→ **THE PROBLEM**
What lines in the records below contain the string "color"? Copy every one.

Component data from apps and pages:
= Beginning of Section =
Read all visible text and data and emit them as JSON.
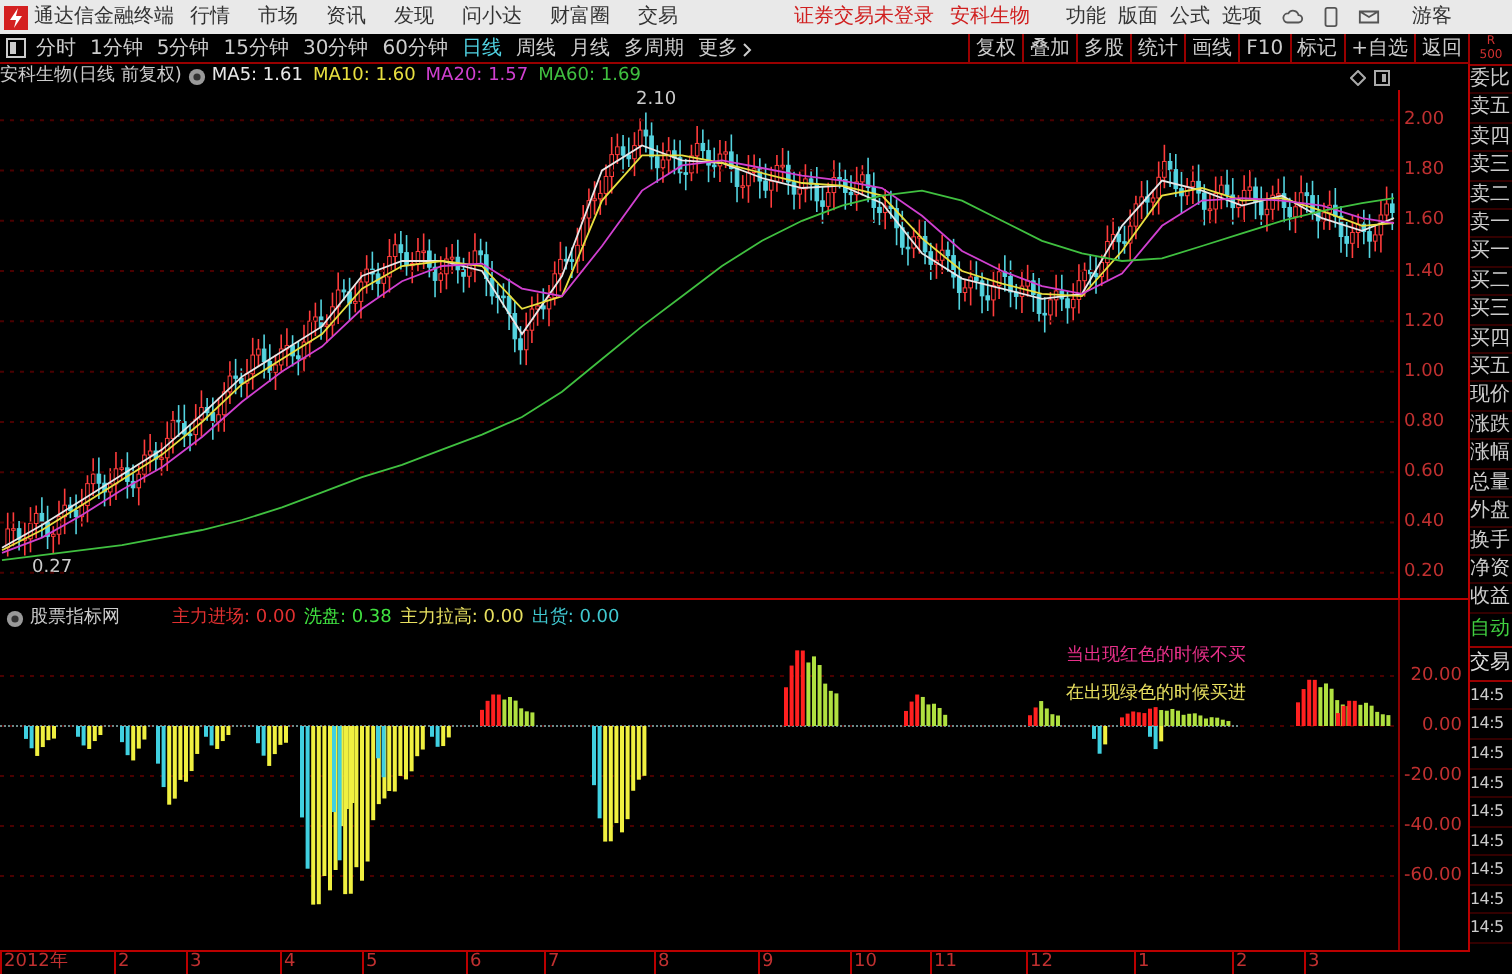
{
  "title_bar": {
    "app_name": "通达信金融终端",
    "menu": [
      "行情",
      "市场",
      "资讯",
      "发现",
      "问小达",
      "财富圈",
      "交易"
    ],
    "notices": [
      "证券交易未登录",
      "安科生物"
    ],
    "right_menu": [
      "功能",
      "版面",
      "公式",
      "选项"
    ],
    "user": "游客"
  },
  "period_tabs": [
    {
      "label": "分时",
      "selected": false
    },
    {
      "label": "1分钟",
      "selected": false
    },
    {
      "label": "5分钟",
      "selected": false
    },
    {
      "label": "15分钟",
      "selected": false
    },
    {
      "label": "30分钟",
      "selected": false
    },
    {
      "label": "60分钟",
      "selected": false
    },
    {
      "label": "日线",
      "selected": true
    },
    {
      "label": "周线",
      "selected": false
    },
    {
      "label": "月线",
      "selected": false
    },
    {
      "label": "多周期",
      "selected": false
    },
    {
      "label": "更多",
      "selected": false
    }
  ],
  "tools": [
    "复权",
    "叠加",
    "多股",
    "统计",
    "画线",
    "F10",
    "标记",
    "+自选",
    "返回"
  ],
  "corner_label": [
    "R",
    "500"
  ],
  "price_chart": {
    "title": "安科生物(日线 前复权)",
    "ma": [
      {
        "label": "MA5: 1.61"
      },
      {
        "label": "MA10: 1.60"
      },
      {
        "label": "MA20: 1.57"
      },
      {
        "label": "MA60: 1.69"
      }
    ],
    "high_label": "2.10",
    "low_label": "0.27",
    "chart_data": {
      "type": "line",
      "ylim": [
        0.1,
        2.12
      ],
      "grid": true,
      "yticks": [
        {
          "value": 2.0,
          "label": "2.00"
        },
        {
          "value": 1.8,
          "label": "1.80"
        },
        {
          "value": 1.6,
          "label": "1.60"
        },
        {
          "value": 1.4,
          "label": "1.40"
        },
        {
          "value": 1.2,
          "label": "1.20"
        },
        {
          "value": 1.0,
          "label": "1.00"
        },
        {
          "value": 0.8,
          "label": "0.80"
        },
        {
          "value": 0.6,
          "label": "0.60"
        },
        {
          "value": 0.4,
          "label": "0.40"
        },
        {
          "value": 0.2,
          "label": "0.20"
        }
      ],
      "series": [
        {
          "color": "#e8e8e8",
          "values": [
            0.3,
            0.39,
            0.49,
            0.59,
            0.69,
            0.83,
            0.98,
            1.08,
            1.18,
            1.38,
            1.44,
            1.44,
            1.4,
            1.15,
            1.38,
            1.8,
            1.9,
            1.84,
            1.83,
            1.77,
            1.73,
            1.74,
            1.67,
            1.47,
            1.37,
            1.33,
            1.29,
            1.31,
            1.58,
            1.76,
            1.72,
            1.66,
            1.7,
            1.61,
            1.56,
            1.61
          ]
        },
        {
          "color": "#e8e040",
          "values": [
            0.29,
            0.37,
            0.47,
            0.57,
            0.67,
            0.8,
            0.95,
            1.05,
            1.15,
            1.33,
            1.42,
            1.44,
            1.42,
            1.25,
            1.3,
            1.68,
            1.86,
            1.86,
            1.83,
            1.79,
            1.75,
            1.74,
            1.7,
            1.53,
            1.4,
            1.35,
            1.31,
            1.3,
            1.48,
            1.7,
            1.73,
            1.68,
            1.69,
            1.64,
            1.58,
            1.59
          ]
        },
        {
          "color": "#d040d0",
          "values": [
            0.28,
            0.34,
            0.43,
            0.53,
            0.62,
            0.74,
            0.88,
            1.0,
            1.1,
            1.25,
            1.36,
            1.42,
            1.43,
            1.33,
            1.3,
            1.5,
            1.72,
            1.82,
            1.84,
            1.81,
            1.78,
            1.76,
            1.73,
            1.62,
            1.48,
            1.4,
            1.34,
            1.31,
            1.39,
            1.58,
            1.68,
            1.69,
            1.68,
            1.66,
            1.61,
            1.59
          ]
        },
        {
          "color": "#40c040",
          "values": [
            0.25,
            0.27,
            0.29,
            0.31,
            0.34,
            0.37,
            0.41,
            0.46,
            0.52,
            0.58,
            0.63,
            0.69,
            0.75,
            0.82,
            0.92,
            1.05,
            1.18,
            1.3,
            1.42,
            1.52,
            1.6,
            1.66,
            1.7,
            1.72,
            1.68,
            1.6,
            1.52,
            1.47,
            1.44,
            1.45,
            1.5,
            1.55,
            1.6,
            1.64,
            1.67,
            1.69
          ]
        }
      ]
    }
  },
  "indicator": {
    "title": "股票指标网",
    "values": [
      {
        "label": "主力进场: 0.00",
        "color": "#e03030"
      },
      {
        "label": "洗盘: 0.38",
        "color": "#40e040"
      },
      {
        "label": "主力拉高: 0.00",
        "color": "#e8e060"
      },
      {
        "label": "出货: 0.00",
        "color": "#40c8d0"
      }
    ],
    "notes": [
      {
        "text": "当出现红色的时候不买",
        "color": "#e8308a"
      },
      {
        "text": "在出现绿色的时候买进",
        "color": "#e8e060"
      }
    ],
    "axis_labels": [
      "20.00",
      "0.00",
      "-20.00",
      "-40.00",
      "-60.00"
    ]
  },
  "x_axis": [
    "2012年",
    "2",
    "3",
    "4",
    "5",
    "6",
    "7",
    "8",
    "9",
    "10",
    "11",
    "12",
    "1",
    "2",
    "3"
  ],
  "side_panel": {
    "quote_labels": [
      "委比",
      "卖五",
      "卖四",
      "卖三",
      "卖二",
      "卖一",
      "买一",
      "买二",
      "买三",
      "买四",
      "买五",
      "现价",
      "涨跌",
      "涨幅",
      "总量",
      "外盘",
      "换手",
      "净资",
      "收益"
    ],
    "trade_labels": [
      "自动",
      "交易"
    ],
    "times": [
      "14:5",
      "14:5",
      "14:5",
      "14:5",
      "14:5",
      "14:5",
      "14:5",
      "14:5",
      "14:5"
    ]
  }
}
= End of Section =
→ **SOLUTION**
          "color": "#e8e8e8",
          "color": "#e8e040",
          "color": "#d040d0",
          "color": "#40c040",
        "color": "#e03030"
        "color": "#40e040"
        "color": "#e8e060"
        "color": "#40c8d0"
        "color": "#e8308a"
        "color": "#e8e060"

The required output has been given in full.